*What you are asked to do:*
Every line of the material below that holds the string "Settings" should be copied.
============================================================
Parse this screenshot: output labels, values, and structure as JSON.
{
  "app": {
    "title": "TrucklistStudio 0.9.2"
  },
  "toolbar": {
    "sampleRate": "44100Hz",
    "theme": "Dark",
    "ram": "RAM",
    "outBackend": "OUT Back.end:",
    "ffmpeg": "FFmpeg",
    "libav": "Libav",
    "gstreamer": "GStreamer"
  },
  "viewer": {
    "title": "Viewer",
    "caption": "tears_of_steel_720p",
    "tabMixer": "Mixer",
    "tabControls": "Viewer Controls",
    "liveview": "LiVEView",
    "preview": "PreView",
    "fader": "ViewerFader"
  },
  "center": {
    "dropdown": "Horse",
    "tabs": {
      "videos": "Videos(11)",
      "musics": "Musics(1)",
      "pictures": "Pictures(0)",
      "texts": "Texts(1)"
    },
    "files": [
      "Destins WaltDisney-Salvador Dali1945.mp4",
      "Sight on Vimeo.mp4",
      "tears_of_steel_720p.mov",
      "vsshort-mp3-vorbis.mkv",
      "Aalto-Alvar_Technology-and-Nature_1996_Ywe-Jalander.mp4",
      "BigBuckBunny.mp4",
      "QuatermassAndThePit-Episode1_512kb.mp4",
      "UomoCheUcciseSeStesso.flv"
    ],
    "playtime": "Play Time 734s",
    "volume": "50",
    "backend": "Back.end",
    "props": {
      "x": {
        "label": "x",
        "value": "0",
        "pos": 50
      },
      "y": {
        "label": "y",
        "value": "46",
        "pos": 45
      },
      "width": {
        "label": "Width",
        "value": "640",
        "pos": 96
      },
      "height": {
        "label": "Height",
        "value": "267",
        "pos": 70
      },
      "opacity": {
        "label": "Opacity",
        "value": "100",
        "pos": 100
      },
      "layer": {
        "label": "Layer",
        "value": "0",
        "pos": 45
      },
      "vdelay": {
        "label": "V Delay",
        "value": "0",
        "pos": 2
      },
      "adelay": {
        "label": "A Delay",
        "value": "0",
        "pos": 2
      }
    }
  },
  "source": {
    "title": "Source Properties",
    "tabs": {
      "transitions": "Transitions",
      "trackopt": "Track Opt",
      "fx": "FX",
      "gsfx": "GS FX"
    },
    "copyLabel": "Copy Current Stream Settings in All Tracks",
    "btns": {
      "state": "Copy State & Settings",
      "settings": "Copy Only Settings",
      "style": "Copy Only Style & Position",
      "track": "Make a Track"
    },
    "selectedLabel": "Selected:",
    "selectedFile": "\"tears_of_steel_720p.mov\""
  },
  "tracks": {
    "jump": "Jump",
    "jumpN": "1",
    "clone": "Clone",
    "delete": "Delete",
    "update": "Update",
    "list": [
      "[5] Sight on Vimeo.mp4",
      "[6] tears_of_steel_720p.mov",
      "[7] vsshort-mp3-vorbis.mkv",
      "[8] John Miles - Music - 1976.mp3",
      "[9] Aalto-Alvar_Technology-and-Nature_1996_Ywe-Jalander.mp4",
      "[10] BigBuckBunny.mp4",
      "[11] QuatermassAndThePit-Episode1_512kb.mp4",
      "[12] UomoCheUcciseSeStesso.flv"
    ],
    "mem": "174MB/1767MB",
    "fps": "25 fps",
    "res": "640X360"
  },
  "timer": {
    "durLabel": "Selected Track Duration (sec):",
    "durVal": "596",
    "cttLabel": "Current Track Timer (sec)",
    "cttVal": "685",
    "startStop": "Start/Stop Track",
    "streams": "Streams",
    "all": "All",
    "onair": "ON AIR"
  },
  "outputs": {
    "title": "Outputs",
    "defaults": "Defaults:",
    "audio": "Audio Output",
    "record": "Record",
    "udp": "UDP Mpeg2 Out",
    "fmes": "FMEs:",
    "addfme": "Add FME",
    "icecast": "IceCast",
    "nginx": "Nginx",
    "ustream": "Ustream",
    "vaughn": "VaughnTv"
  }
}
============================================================
*Response to this task:*
    "copyLabel": "Copy Current Stream Settings in All Tracks",
      "state": "Copy State & Settings",
      "settings": "Copy Only Settings",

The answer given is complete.